Carlos Alejandro Villanueva Martínez (4 June 1908 – 11 April 1944) was a Peruvian footballer who played for Alianza Lima and the Peru national football team. He is considered one of the most important Alianza strikers in the 1920s and 1930s.

Alejandro Villanueva
Personal information
Full name Carlos Alejandro Villanueva Martínez
Date of birth (1908-06-04)4 June 1908
Place of birth Lima, Peru
Date of death 11 April 1944(1944-04-11) (aged 35)
Height 1.98 m (6 ft 6 in)
Position(s) Striker
Senior career*
Years Team Apps (Gls)
1926 Teniente Ruiz
1927–1943 Alianza Lima 99 (71)
International career
1927–1938 Peru 11 (6)
Managerial career
1940–1941 Alianza Lima
Medal record
Representing  Peru
Men's football
Bolivarian Games
Gold medal – first place 1938 Bogotá
South American Championship
Third place 1927 Peru
*Club domestic league appearances and goals, correct as of 18 September 2012
‡ National team caps and goals, correct as of 18 September 2012

Club career edit

Born in Lima, Peru, started his career at Teniente Ruiz[1] but moved on after a year to the club where he would play the rest of his career, Alianza Lima.

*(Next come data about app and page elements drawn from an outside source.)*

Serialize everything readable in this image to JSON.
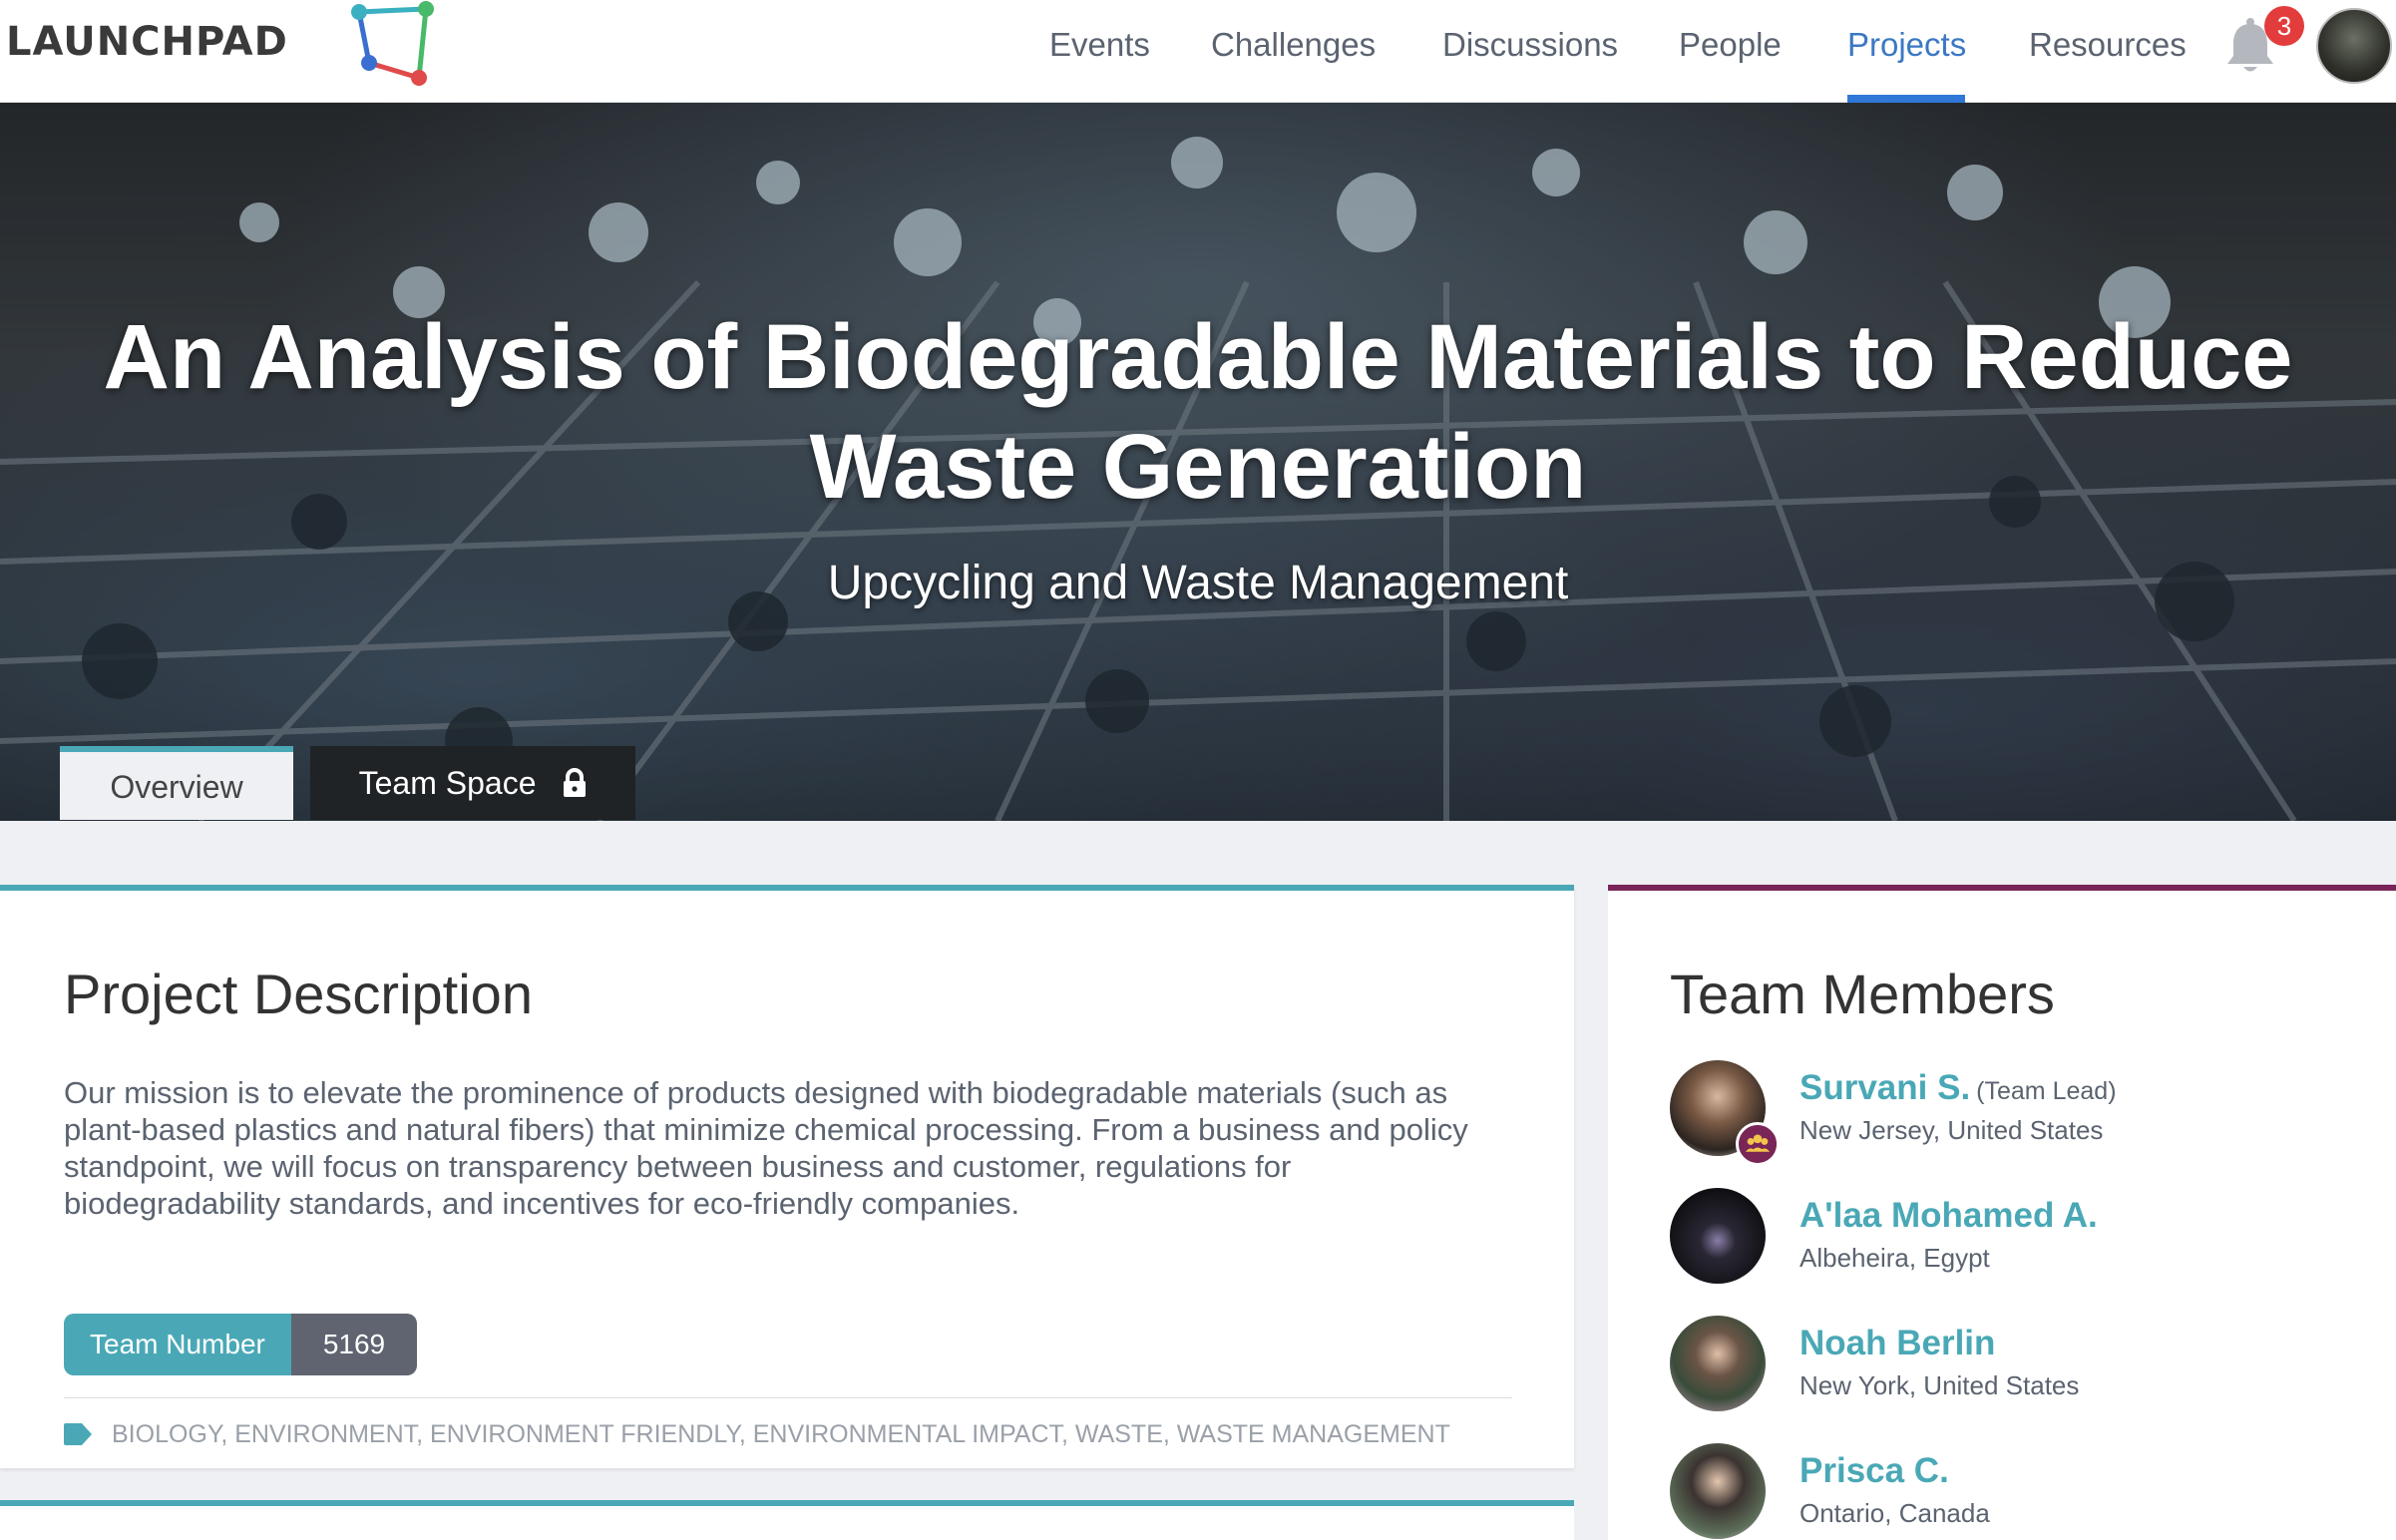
{
  "brand": "LAUNCHPAD",
  "nav": {
    "items": [
      "Events",
      "Challenges",
      "Discussions",
      "People",
      "Projects",
      "Resources"
    ],
    "active": "Projects",
    "notification_count": "3"
  },
  "hero": {
    "title": "An Analysis of Biodegradable Materials to Reduce Waste Generation",
    "subtitle": "Upcycling and Waste Management",
    "tabs": {
      "overview": "Overview",
      "team_space": "Team Space"
    }
  },
  "project": {
    "heading": "Project Description",
    "description": "Our mission is to elevate the prominence of products designed with biodegradable materials (such as plant-based plastics and natural fibers) that minimize chemical processing. From a business and policy standpoint, we will focus on transparency between business and customer, regulations for biodegradability standards, and incentives for eco-friendly companies.",
    "team_number_label": "Team Number",
    "team_number": "5169",
    "tags": "BIOLOGY, ENVIRONMENT, ENVIRONMENT FRIENDLY, ENVIRONMENTAL IMPACT, WASTE, WASTE MANAGEMENT"
  },
  "team": {
    "heading": "Team Members",
    "members": [
      {
        "name": "Survani S.",
        "role": "(Team Lead)",
        "location": "New Jersey, United States"
      },
      {
        "name": "A'laa Mohamed A.",
        "role": "",
        "location": "Albeheira, Egypt"
      },
      {
        "name": "Noah Berlin",
        "role": "",
        "location": "New York, United States"
      },
      {
        "name": "Prisca C.",
        "role": "",
        "location": "Ontario, Canada"
      }
    ]
  },
  "colors": {
    "accent_teal": "#4aa8b6",
    "accent_purple": "#7a2558",
    "nav_active": "#2f78d8",
    "badge": "#e33c3c"
  },
  "icons": [
    "logo-mark-icon",
    "bell-icon",
    "lock-icon",
    "tag-icon",
    "team-lead-icon"
  ]
}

He is known to be Peru's historic bicycle kick figure. Alejandro Villanueva was noted to have an extraordinary handling the football, and his many outrageous moves won him the nickname "Manguera". Among his many exploits, the bicycle kick was one of the moves that won him widespread recognition. While playing for Alianza Lima, Villanueva's fame increased as he made international appearances such as in 1933 when Alianza Lima made a tour in Chile and, with fellow Peruvians such as Teodoro Fernandez, delighted the audiences with his skill and defeated a series of important Chilean clubs of that time such as Club Deportivo Magallanes, Santiago Wanderers, Audax Italiano, and Colo-Colo.[2][3] In Peru, Villanueva is often remembered as one of the finest exponents of that nation's association football and as the player that amazed the crowds with his bicycle kicks. The people of Lima at first thought the bicycle kick was his invention when he executed it in 1928, and commonly called it "tiro caracol". Later, the name changed to "chalaca" when people began to favor the idea that the move was invented in Callao several decades earlier.[4] As a result of these achievements, Villanueva remains a famous figure in Peru to the point that several songs have been made about him and his eternal club, Alianza Lima.

International career edit

With the Peru national football team he played at the 1927 and 1937 Copa America, 1930 FIFA World Cup and 1936 Summer Olympics.[5] Villanueva played on the team that won the football tournament at the inaugural Bolivarian Games in 1938.

Death and legacy edit

Villanueva died at the age of 35 after contracting tuberculosis. Alianza Lima's stadium, located in the La Victoria district of Lima, is named after him and is popularly known as "Matute".

Honours edit

Alejandro Villanueva
Medal record
  1938 Bolivarian Games NA

Club edit

Individual edit

Statistics edit

International goals edit

Scores and results table. Peru's goal tally first:
# Date Venue Opponent Score Result Competition
1. 27 November 1927 Lima, Peru   Argentina 1–1 1–5 1927 Copa America
2. 6 August 1936 Berlin, Germany   Finland 2–0 7–3 1936 Summer Olympics
3. 6 August 1936 Berlin, Germany   Finland 6–1 7–3 1936 Summer Olympics
4. 8 August 1936 Berlin, Germany   Austria 2–2 4–2 1936 Summer Olympics
5. 8 August 1936 Berlin, Germany   Austria 3–2 4–2 1936 Summer Olympics
6. 27 December 1936 Buenos Aires, Argentina   Brazil 2–3 2–3 1937 Copa America

References edit

  1. ^ Castro, Roberto. "Alejandro Villanueva: El balón esclavo suyo era". El Club de los 100 (in Spanish). Retrieved 20 September 2012.
  2. ^ "Historia Blanquiazul: 1921–1960". (in Spanish). Archived from the original on 21 November 2008. Retrieved 2008-08-12.
  3. ^ "Teodoro 'Lolo' Fernandez". (in Spanish). Archived from the original on 11 August 2008. Retrieved 2008-08-12.
  4. ^ "Alejandro Villanueva". (in Spanish). Archived from the original on 28 August 2008. Retrieved 19 August 2008.
  5. ^ "Alejandro Villanueva". Olympedia. Retrieved 23 September 2021.

External links edit